* **WHAT NEEDS TO BE DONE**:
Reproduce the records that follow exactly; any picture among them stays out.

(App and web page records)
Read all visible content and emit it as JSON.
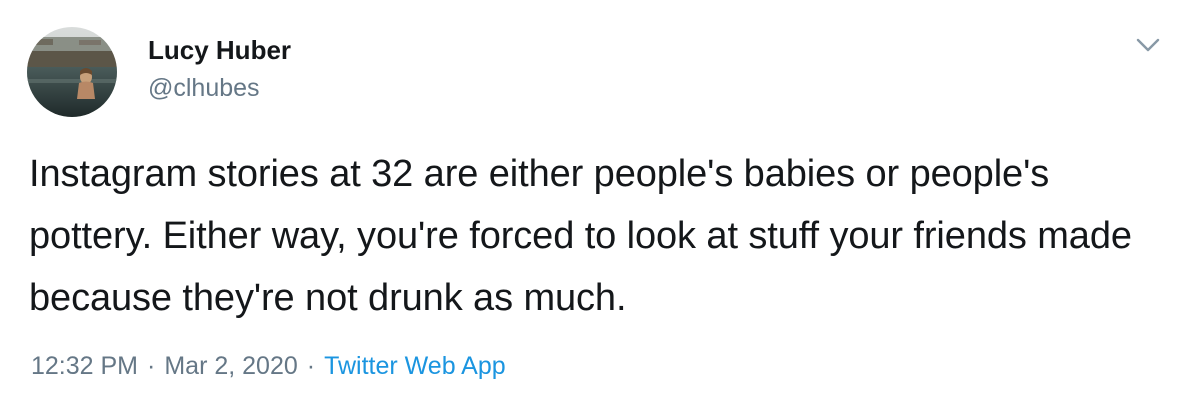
{
  "user": {
    "display_name": "Lucy Huber",
    "handle": "@clhubes"
  },
  "tweet": {
    "text": "Instagram stories at 32 are either people's babies or people's pottery. Either way, you're forced to look at stuff your friends made because they're not drunk as much.",
    "time": "12:32 PM",
    "separator": "·",
    "date": "Mar 2, 2020",
    "source": "Twitter Web App"
  },
  "icons": {
    "menu": "chevron-down-icon"
  },
  "colors": {
    "text": "#14171a",
    "secondary": "#657786",
    "link": "#1b95e0"
  }
}
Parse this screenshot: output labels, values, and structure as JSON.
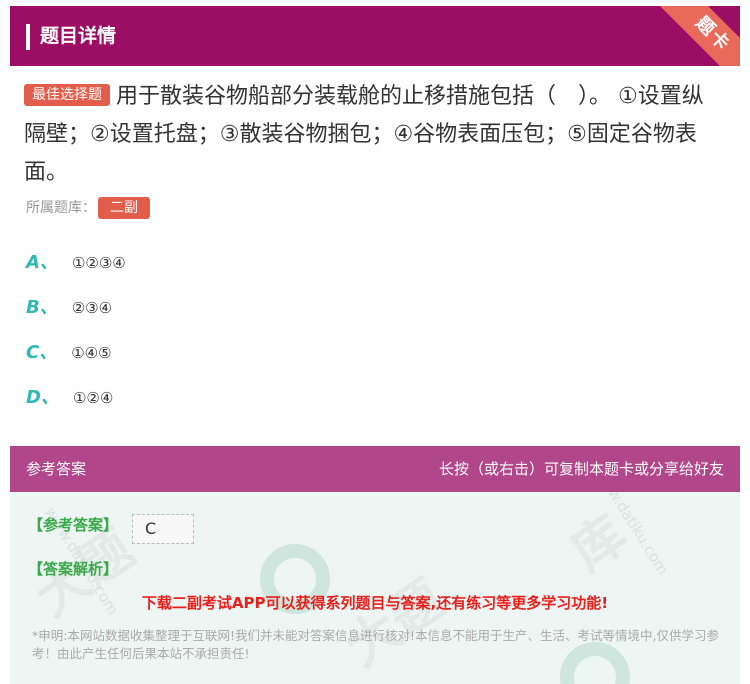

* **ANSWER BELOW**:
Read all visible content and emit it as JSON.
{
  "user": {
    "display_name": "Lucy Huber",
    "handle": "@clhubes"
  },
  "tweet": {
    "text": "Instagram stories at 32 are either people's babies or people's pottery. Either way, you're forced to look at stuff your friends made because they're not drunk as much.",
    "time": "12:32 PM",
    "separator": "·",
    "date": "Mar 2, 2020",
    "source": "Twitter Web App"
  },
  "icons": {
    "menu": "chevron-down-icon"
  },
  "colors": {
    "text": "#14171a",
    "secondary": "#657786",
    "link": "#1b95e0"
  }
}
Parse this screenshot: output labels, values, and structure as JSON.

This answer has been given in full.